Run docker build -t aws/codebuild/java:openjdk-8 . to build the Docker image locally. This command will take few minutes to complete.

$ cd aws-codebuild-docker-images
$ cd ubuntu/java/openjdk-8
$ docker build -t aws/codebuild/java:openjdk-8 .

Steps to setup CodeBuild local agent

Run the following Docker pull command to download the local CodeBuild agent.

$ docker pull amazon/aws-codebuild-local:latest --disable-content-trust=false

Now you have the local agent image on your machine and can run a local build.

Run the following git command to download a sample Java project.

$ git clone https://github.com/karthiksambandam/sample-web-app.git

Steps to use the local agent to build a sample project

Let’s build the sample Java project using the local agent.

Execute the following Docker command to run the local agent and build the sample web app repository you cloned earlier.

$ docker run -it -v /var/run/docker.sock:/var/run/docker.sock -e "IMAGE_NAME=aws/codebuild/java:openjdk-8" -e "ARTIFACTS=/home/ec2-user/environment/artifacts" -e "SOURCE=/home/ec2-user/environment/sample-web-app" amazon/aws-codebuild-local
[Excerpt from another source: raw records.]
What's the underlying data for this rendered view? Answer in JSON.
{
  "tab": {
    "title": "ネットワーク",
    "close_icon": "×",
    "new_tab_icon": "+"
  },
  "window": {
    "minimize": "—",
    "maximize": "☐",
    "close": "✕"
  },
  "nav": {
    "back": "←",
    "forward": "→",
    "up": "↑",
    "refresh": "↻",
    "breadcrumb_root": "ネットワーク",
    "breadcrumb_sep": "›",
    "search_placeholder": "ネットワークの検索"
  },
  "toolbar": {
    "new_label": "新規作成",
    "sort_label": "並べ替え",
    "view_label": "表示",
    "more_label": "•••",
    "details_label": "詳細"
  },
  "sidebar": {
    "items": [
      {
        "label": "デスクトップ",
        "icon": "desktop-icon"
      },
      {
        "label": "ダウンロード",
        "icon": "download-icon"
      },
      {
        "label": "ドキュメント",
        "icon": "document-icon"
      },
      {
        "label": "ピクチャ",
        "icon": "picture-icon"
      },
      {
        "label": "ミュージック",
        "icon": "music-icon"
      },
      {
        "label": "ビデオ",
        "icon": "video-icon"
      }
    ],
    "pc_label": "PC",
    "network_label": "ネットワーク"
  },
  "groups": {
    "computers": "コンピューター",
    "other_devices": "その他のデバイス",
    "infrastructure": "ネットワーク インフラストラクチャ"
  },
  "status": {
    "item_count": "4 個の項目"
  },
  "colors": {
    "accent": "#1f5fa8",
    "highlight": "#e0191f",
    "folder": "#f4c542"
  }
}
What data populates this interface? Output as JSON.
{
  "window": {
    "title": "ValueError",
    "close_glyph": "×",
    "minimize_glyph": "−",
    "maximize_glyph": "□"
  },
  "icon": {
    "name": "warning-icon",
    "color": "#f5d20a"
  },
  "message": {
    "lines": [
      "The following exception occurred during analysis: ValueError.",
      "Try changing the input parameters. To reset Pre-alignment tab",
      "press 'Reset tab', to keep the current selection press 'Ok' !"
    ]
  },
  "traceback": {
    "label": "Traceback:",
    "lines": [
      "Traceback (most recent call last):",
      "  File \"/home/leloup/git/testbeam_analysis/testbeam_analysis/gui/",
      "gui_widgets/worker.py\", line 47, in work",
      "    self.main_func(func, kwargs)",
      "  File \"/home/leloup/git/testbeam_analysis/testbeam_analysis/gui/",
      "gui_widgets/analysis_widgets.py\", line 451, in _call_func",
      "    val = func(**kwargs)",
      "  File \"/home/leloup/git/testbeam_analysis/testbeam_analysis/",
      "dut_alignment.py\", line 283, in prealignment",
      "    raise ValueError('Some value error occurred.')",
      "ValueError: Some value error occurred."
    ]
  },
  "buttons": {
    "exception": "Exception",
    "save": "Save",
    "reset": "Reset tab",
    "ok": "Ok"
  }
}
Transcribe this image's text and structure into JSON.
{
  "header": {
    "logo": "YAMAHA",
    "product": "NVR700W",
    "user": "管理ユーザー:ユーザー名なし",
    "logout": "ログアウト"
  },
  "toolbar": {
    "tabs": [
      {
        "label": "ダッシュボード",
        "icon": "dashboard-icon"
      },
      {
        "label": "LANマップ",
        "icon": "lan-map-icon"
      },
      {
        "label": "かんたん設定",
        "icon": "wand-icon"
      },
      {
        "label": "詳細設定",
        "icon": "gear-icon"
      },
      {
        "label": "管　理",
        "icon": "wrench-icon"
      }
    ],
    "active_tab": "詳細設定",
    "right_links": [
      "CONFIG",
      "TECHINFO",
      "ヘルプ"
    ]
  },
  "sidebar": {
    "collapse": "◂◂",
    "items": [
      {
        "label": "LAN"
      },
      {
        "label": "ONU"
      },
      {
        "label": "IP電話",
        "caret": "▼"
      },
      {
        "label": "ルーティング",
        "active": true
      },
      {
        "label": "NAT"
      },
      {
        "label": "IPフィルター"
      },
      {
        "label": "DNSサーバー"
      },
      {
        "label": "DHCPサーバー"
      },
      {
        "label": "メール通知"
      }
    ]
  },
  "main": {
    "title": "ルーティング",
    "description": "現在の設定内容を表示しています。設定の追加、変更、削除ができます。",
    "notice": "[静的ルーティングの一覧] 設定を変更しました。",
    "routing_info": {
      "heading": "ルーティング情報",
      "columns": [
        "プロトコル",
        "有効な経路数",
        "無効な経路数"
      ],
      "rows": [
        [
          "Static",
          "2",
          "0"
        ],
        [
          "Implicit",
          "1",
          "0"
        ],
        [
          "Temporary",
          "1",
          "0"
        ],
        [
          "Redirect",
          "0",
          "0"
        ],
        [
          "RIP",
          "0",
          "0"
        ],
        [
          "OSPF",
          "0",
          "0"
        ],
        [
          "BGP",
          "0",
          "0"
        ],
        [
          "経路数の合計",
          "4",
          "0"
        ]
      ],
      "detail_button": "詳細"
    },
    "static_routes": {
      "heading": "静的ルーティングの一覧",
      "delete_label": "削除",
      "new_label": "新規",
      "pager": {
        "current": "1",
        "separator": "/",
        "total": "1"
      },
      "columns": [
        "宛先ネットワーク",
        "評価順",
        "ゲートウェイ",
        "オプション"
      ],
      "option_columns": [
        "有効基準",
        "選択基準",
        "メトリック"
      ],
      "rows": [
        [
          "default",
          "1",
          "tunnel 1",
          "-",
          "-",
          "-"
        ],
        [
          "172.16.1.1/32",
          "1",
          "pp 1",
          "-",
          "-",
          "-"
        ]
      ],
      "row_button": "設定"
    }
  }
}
Note: We need to provide three environment variables namely  IMAGE_NAME, SOURCE and ARTIFACTS.

IMAGE_NAME: The name of your build environment image.

SOURCE: The absolute path to your source code directory.

ARTIFACTS: The absolute path to your artifact output folder.

When you run the sample project, you get a runtime error that says the YAML file does not exist. This is because a buildspec.yml file is not included in the sample web project. AWS CodeBuild requires a buildspec.yml to run a build. For more information about buildspec.yml, see Build Spec Example in the AWS CodeBuild User Guide.

Let’s add a buildspec.yml file with the following content to the sample-web-app folder and then rebuild the project.

version: 0.2

phases:
  build:
    commands:
      - echo Build started on `date`
      - mvn install

artifacts:
  files:
    - target/javawebdemo.war

$ docker run -it -v /var/run/docker.sock:/var/run/docker.sock -e "IMAGE_NAME=aws/codebuild/java:openjdk-8" -e "ARTIFACTS=/home/ec2-user/environment/artifacts" -e "SOURCE=/home/ec2-user/environment/sample-web-app" amazon/aws-codebuild-local

This time your build should be successful. Upon successful execution, look in the /artifacts folder for the final built artifacts.zip file to validate.

Conclusion:

In this blog post, I showed you how to quickly set up the CodeBuild local agent to build projects right from your local desktop machine or laptop. As you see, local builds can improve developer productivity by helping you identify and fix errors quickly.

I hope you found this post useful. Feel free to leave your feedback or suggestions in the comments.